WASHINGTON HEIGHTS, Manhattan –– More than four billion prescriptions a year are filled in pharmacies in the U.S. — but others are filled illegally in delis or bodegas, stashed under a counter, traded for cash.
With undercover cameras rolling, PIX11 bought antibiotics at different delis, no doctor's prescription necessary, simply by telling a clerk about a sore throat and asking for something for pain.
These cashiers were happy to reach into their under-the-counter stash and dole out dubious meds. And when PIX11 confronted them with these underground deals – one clerk said he did it because it made people happy.
And when PIX11 asked about this bootleg buying, even though out in the open, every agency that handles illegal drugs admits there are no investigations. From the NYPD, the city or state, Department of Health, the DEA or FDA.
"The misuse and overuse of antibiotics is contributing to what really is an epidemic of antibiotic resistance, " Dr. Lisa Saiman of Columbia Medical.
Saiman is a fighter on the front lines of combatting disease-resistant antibiotics. She says this is a huge problem, with life and death ramifications.
"We're running out of antibiotics and it's very difficult to make new antibiotics that will actually kill these superbugs," Saiman said. "It's what keeps me awake at night."
PIX11 showed our illegal antibiotics, labeled "Ampicillin" from the Dominican Republic, to Dr. Saiman and a pharmacist.
Both say properly prescribed, it's a well used antibiotic used worldwide.
"Antibiotics should only be taken when prescribed by a doctor for infections they work for," Saiman said. "I have no idea how this is manufactured. I truly worry."
The bodega workers each said they bought them form someone who came in off the street and according to both a pharmacist and Dr. Saiman, none of the dosing advices they gave us was close to correct.

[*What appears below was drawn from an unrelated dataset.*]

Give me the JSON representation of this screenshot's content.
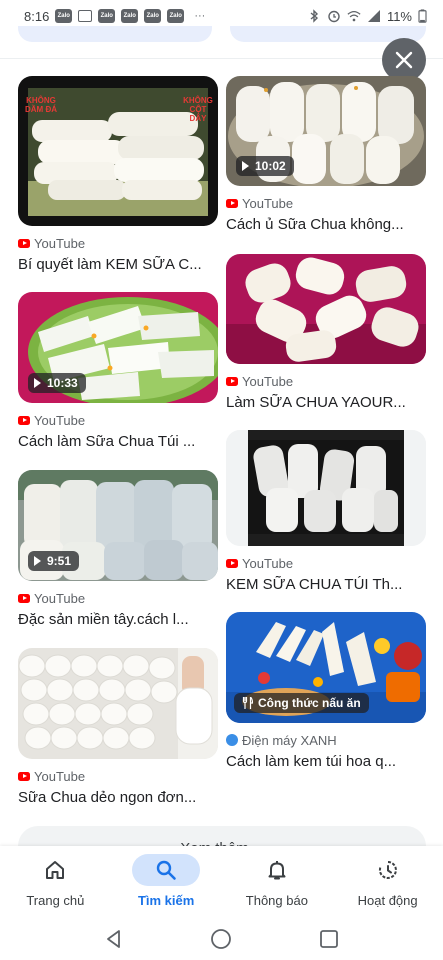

"You could end up sicker," pharmacist Ratha said. "Or in the hospital, because of an allergic reaction."